Lifespan [1983]

There's a YouTube playlist I quite like called "Art Games Have Always Existed." I only have one problem with it: "Always" is a big word. It's the foundational premise of this blog that all games are art and it's high time we started treating them all like it, but the "art game" is something entirely … Continue reading Lifespan [1983]

Portopia Serial Murder Case [1983]

(Content warning: Police abuse, suicide. Spoilers for Portopia.) While both Colossal Cave Adventure [1975/77] and The Portopia Serial Murder Case [1983] are nostalgic reveries of a real location from the author's life crammed into the computer, Portopia must abridge its Kobe City.
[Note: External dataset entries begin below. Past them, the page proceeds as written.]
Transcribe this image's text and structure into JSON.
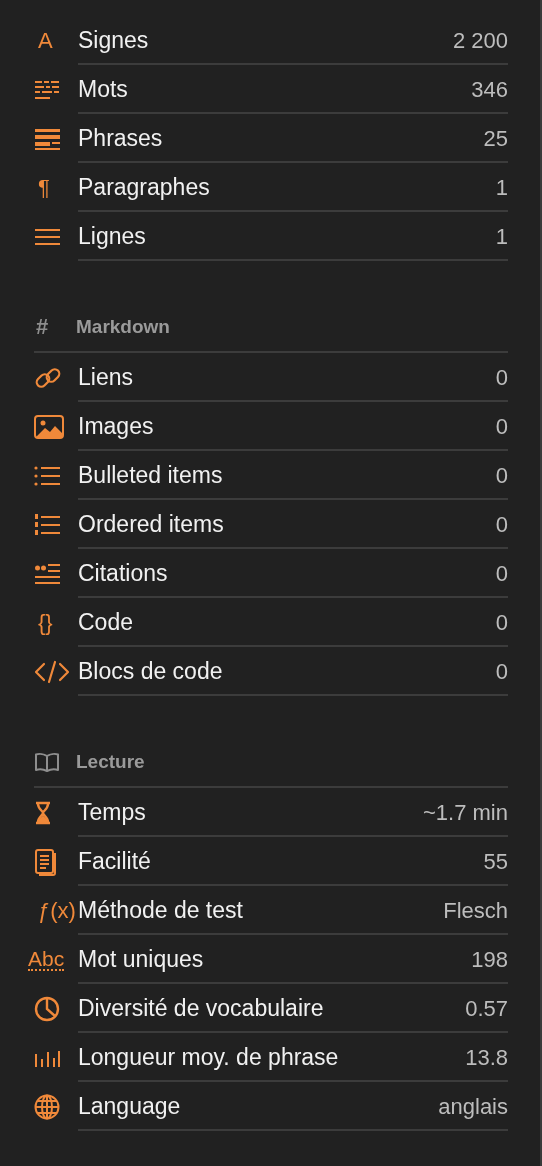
{
  "sections": [
    {
      "items": [
        {
          "glyph": "A",
          "label": "Signes",
          "value": "2 200"
        },
        {
          "label": "Mots",
          "value": "346"
        },
        {
          "label": "Phrases",
          "value": "25"
        },
        {
          "glyph": "¶",
          "label": "Paragraphes",
          "value": "1"
        },
        {
          "label": "Lignes",
          "value": "1"
        }
      ]
    },
    {
      "header": {
        "glyph": "#",
        "title": "Markdown"
      },
      "items": [
        {
          "label": "Liens",
          "value": "0"
        },
        {
          "label": "Images",
          "value": "0"
        },
        {
          "label": "Bulleted items",
          "value": "0"
        },
        {
          "label": "Ordered items",
          "value": "0"
        },
        {
          "label": "Citations",
          "value": "0"
        },
        {
          "glyph": "{}",
          "label": "Code",
          "value": "0"
        },
        {
          "label": "Blocs de code",
          "value": "0"
        }
      ]
    },
    {
      "header": {
        "title": "Lecture"
      },
      "items": [
        {
          "label": "Temps",
          "value": "~1.7 min"
        },
        {
          "label": "Facilité",
          "value": "55"
        },
        {
          "glyph": "ƒ(x)",
          "label": "Méthode de test",
          "value": "Flesch"
        },
        {
          "glyph": "Abc",
          "label": "Mot uniques",
          "value": "198"
        },
        {
          "label": "Diversité de vocabulaire",
          "value": "0.57"
        },
        {
          "label": "Longueur moy. de phrase",
          "value": "13.8"
        },
        {
          "label": "Language",
          "value": "anglais"
        }
      ]
    }
  ]
}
It's not as geographically exacting, instead compressing locations into composite sketches and eliding … Continue reading Portopia Serial Murder Case [1983]

Zork [1980]

As far as Popular Game History is concerned, Zork [1980] is the first and last text adventure game ("interactive fiction" sadly never fully filtering out to mass consciousness,) a cute stage-setting for the graphical adventure genre that completely superseded it on technical grounds. This is a perception deeply beholden to a progress narrative and commercial … Continue reading Zork [1980]

Lunar Lander [1979]

Lunar Lander [1979], at first blush, seems an incongruous fit for the arcade. It must be intentional as an attempted marketing strategy for floorspace in the ever-more competitive competitive arcade ecosystem. It's austere, maybe serious, adult, even intellectual. Slow, certainly. Methodical: Twitchy, nick-of-time reactions will get you nowhere here, you need to commit to medium-term … Continue reading Lunar Lander [1979]